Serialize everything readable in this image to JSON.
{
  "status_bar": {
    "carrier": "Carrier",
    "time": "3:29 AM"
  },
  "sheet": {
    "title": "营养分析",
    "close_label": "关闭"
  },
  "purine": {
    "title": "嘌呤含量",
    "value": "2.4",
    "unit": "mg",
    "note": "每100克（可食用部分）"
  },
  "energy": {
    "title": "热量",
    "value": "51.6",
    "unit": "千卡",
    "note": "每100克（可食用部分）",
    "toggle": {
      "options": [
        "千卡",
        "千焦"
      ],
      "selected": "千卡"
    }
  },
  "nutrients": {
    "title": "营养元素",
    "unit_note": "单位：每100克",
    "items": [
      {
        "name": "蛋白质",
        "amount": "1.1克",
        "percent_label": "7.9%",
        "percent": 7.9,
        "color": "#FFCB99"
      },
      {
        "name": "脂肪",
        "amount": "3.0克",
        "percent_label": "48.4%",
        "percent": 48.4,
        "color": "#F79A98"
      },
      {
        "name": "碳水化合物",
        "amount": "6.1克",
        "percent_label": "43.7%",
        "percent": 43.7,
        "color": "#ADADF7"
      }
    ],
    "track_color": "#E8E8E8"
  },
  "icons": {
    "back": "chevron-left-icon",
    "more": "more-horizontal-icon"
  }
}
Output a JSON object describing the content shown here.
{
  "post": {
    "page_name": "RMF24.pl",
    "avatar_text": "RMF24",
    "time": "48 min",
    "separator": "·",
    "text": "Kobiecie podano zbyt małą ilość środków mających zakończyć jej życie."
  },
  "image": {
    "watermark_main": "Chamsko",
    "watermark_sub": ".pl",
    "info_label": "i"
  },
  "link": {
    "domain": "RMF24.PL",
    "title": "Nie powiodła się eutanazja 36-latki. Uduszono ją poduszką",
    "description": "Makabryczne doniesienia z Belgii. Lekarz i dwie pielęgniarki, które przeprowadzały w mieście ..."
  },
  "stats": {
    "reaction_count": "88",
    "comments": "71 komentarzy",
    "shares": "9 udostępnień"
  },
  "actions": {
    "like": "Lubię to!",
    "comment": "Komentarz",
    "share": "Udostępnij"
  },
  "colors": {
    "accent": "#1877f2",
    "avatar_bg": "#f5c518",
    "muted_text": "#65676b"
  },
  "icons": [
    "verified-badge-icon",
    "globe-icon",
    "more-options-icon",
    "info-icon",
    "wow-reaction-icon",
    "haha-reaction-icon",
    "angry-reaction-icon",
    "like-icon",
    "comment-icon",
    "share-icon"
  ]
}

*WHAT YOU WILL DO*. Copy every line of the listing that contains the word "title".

*RESPONSE*.
    "title": "营养分析",
    "title": "嘌呤含量",
    "title": "热量",
    "title": "营养元素",
    "title": "Nie powiodła się eutanazja 36-latki. Uduszono ją poduszką",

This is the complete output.